If you’ve already ended up with gooey dough, don’t despair. Depending on the recipe, there may still be a way to salvage it. If the dough is sticky and difficult to work with, try chilling it in the refrigerator for 30 minutes or more. This can help firm up the dough and make it easier to handle. Alternatively, you may be able to add more flour to the dough to correct the consistency.
Understanding the Relationship Between Kneading and Dough Texture
Kneading is the process of working the dough to develop gluten and achieve the desired texture. However, over-kneading the dough can lead to a tough and chewy texture. To avoid over-kneading, follow your recipe’s instructions and be careful not to knead the dough too vigorously.
The Science Behind Yeast and Its Effect on Dough Consistency
Yeast is a key ingredient in many breads and pizzas, and it plays a major role in determining the texture of the dough. Yeast ferments sugar in the dough, producing carbon dioxide that causes the dough to rise. The amount of yeast used and the length of fermentation can affect the texture of the dough. To avoid gooey dough, be sure to use the right type and amount of yeast for your recipe and follow the instructions for fermentation time.
How to Prevent Gooey Dough in the Future
To prevent gooey dough in the future, be sure to use the right type of flour, measure your ingredients accurately, follow the recipe’s instructions, and pay attention to temperature and humidity. With the right techniques and a little practice, you can create perfectly textured dough every time.

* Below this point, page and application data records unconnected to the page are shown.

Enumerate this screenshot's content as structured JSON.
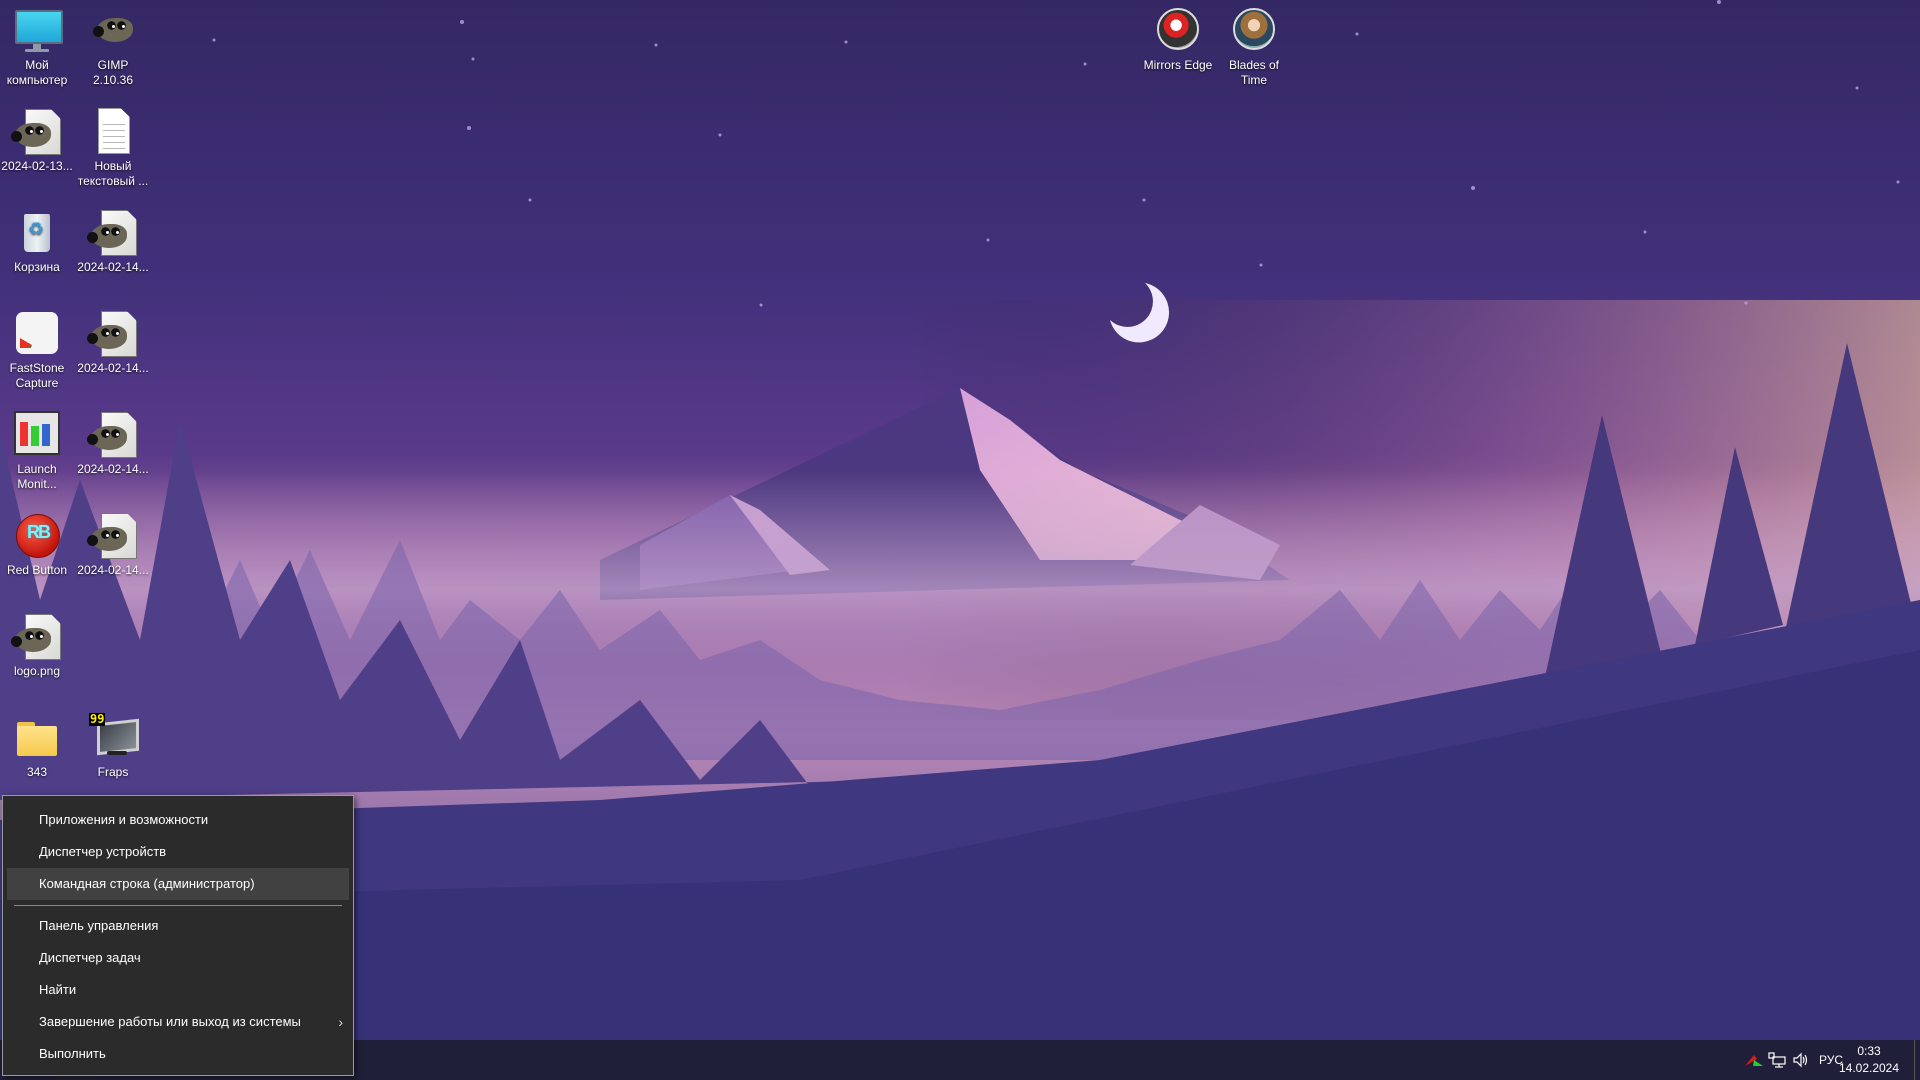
{
  "desktop": {
    "icons": [
      {
        "id": "my-computer",
        "label": "Мой компьютер",
        "icon": "monitor-icon"
      },
      {
        "id": "gimp",
        "label": "GIMP 2.10.36",
        "icon": "gimp-wilber-icon"
      },
      {
        "id": "file-20240213",
        "label": "2024-02-13...",
        "icon": "gimp-document-icon"
      },
      {
        "id": "new-text",
        "label": "Новый текстовый ...",
        "icon": "text-document-icon"
      },
      {
        "id": "recycle-bin",
        "label": "Корзина",
        "icon": "recycle-bin-icon"
      },
      {
        "id": "file-20240214-a",
        "label": "2024-02-14...",
        "icon": "gimp-document-icon"
      },
      {
        "id": "faststone",
        "label": "FastStone Capture",
        "icon": "faststone-capture-icon"
      },
      {
        "id": "file-20240214-b",
        "label": "2024-02-14...",
        "icon": "gimp-document-icon"
      },
      {
        "id": "launch-monitor",
        "label": "Launch Monit...",
        "icon": "launch-monitor-icon"
      },
      {
        "id": "file-20240214-c",
        "label": "2024-02-14...",
        "icon": "gimp-document-icon"
      },
      {
        "id": "red-button",
        "label": "Red Button",
        "icon": "red-button-icon"
      },
      {
        "id": "file-20240214-d",
        "label": "2024-02-14...",
        "icon": "gimp-document-icon"
      },
      {
        "id": "logo-png",
        "label": "logo.png",
        "icon": "gimp-document-icon"
      },
      {
        "id": "folder-343",
        "label": "343",
        "icon": "folder-icon"
      },
      {
        "id": "fraps",
        "label": "Fraps",
        "icon": "fraps-icon",
        "badge": "99"
      },
      {
        "id": "mirrors-edge",
        "label": "Mirrors Edge",
        "icon": "mirrors-edge-icon"
      },
      {
        "id": "blades-of-time",
        "label": "Blades of Time",
        "icon": "blades-of-time-icon"
      }
    ]
  },
  "context_menu": {
    "items": [
      {
        "label": "Приложения и возможности"
      },
      {
        "label": "Диспетчер устройств"
      },
      {
        "label": "Командная строка (администратор)",
        "highlighted": true
      },
      {
        "label": "Панель управления"
      },
      {
        "label": "Диспетчер задач"
      },
      {
        "label": "Найти"
      },
      {
        "label": "Завершение работы или выход из системы",
        "submenu": true
      },
      {
        "label": "Выполнить"
      }
    ],
    "submenu_arrow": "›"
  },
  "taskbar": {
    "tray": {
      "language": "РУС",
      "icons": [
        "app-tray-icon",
        "network-icon",
        "volume-icon"
      ]
    },
    "clock": {
      "time": "0:33",
      "date": "14.02.2024"
    }
  },
  "colors": {
    "menu_bg": "#2b2b2b",
    "menu_highlight": "#414141",
    "taskbar_bg": "#1e1e34"
  }
}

Troubleshooting Gooey Pizza Dough
If you’re specifically struggling with gooey pizza dough, there are a few additional tips to keep in mind. First, use pizza flour instead of all-purpose flour, as it has a higher gluten content and produces a chewier crust. Second, be sure to let the dough rest for at least 20 minutes before stretching it out, as this allows the gluten to relax and makes the dough easier to shape. Finally, avoid over-topping the pizza, as too much moisture from toppings can make the crust soggy and gooey.
Understanding the Differences Between Bread, Pastry, and Pizza Dough
While many dough recipes use similar ingredients, the way they’re prepared and the type of flour used can affect their texture and consistency. Bread dough, for example, requires more kneading and has a higher gluten content than pastry dough, which is more delicate and crumbly. Pizza dough is typically more elastic and chewy than other types of dough, due to its high gluten content and long fermentation time.
The Role of Water in Creating Perfectly Textured Dough
Water is a crucial ingredient in dough, as it activates the gluten and allows the dough to form. However, it’s important to use the right amount of water for your recipe, as too much or too little can throw off the balance of ingredients and lead to gooey dough. Typically, you’ll want to add enough water to fully hydrate the flour, but not so much that the dough is wet and sticky.
Using Additives and Enhancers to Improve Dough Consistency
If you’re still struggling with gooey dough, there are a few additives and enhancers you can use to improve texture and consistency. These include dough conditioners, which help strengthen the gluten and improve dough elasticity, as well as enzymes that can speed up fermentation and improve flavor. However, these additives should be used sparingly and only as a last resort, as they can alter the flavor and texture of your final product.
By understanding the science behind dough consistency and following these tips for troubleshooting and prevention, you can create perfectly textured dough every time, whether you’re making bread, pizza, or pastries.
Hey, I’m Joey. I’ve been cooking since I was a little kid and love everything about it. You can find my writing about food, kitchen appliances (such as blenders) and much more. Thanks for stopping by!